In his Daily Market Notes report to investors, while commenting on inflation, Louis Navellier wrote:
PPI was hotter than expected, the market reaction is not.
The PPI numbers came in this morning and they were sky high as expected. While there is little doubt the Fed has all it needs to justify accelerating the tapering plans, and high valuation stocks have been selling off in anticipation of a higher interest rate environment.
We shall have to wait and see what happens when the largest buyer by far, the Fed, rapidly slows and then stops making open market purchases.
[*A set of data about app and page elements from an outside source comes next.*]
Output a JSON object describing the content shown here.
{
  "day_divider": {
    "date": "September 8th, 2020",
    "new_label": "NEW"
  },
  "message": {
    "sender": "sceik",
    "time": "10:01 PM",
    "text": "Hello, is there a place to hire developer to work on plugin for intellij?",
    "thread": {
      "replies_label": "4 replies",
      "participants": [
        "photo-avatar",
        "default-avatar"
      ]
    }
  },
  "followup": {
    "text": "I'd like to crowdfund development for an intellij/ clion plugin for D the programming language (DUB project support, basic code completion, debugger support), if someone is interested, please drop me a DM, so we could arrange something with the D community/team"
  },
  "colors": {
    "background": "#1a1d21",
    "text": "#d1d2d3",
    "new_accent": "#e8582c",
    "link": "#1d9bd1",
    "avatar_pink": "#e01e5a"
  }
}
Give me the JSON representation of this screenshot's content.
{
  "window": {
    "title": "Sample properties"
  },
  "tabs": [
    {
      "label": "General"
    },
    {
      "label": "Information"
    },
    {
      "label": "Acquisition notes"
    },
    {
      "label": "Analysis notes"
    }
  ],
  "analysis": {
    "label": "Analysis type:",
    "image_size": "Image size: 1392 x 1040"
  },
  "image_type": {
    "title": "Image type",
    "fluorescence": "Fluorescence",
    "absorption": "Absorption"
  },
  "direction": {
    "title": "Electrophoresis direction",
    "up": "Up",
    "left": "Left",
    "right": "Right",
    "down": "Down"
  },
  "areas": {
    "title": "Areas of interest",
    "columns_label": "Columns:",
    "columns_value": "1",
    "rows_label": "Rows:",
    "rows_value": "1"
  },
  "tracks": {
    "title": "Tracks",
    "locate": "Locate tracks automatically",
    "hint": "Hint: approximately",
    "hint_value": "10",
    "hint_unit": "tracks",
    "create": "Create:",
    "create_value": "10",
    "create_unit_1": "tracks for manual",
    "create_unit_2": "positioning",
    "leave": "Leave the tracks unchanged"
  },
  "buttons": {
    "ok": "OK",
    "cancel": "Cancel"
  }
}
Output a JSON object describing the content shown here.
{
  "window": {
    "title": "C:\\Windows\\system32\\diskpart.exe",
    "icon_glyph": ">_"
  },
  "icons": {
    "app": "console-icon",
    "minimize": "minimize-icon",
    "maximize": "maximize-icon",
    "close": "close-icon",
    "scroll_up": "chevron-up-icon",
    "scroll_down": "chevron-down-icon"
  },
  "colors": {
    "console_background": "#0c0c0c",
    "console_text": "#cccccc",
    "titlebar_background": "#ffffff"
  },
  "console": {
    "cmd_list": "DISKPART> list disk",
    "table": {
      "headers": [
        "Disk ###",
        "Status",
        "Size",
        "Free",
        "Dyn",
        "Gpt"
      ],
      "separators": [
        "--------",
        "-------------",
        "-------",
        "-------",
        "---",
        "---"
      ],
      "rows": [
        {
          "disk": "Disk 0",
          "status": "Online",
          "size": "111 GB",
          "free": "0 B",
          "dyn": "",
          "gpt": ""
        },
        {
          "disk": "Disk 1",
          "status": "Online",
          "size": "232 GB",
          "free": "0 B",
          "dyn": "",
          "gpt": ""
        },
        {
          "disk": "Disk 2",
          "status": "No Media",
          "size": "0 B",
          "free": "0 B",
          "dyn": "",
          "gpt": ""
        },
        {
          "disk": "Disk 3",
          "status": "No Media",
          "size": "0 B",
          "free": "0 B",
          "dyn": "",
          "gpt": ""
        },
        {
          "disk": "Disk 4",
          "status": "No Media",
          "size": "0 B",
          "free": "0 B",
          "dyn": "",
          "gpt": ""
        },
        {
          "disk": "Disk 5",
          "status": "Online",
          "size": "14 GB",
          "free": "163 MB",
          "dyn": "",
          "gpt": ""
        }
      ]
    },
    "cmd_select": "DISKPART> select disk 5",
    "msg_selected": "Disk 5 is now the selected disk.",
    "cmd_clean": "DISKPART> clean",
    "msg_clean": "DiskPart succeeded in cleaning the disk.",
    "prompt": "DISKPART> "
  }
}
It may be a case of having to walk instead of talk to move the needle.
Inflation Spins Out Of Control
One reason why the Biden Administration and the Fed are under fire is that it is now widely perceived that inflation has spun out of control because the Fed has “over-primed the pump.”
The Treasury Department was selling lots of securities last week and although some yields rose slightly, the 10-year and other long bond yields were relatively stable. Specifically, the Treasury Department sold $36 billion in 10-year bonds on Wednesday with foreign buyers accounting for about 69% of all bidders. The bid-to-cover ratio was a healthy 2.43, so the 10-year bond yield only rose slightly, to 1.518%.
Since there continues to be robust demand for Treasury securities, that should allow the Fed to taper a bit more rapidly and reduce its quantitative easing from $90 billion per month to $75 billion, or less, when they convene the Federal Open Market Committee (FOMC) today – with their decision due tomorrow.
As always, Wall Street loves to “climb a wall of worry,” but I expect that since the 10-year Treasury bond remains an oasis and fourth-quarter U.S. GDP growth is expected to be stunning, a strong U.S. dollar will continue to attract foreign capital and keep interest rates artificially low relative to inflation. This essentially means that growth stocks, as well as dividend growth stocks, will remain an oasis for investors.
Tomorrow’s FOMC statement as well as the November retail sales report (also due out tomorrow) are shaping up to be the catalysts that could push the stock market higher in the second half of December.
The second half of December has typically been positive for the markets. The first half of December declined six out of the last 10 years, while the second half advanced eight out of 10 times, with the second half outperforming the first eight out of 10 times by an average of 2.6%. The chart below illustrates.